Start of Material provided

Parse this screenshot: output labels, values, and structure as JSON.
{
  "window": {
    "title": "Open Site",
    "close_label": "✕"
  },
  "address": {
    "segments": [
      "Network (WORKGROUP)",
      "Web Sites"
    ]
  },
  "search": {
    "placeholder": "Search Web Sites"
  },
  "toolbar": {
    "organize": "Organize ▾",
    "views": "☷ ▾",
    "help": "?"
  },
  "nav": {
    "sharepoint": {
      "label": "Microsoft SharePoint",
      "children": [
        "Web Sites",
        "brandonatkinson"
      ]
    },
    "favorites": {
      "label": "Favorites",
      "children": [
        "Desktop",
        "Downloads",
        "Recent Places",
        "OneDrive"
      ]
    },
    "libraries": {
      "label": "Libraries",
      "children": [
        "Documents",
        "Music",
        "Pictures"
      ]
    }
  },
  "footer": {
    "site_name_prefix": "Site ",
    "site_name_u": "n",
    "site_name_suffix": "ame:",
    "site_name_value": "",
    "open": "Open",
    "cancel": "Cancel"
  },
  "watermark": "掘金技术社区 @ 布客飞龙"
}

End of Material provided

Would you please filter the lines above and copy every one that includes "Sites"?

The answer
      "Web Sites"
    "placeholder": "Search Web Sites"
        "Web Sites",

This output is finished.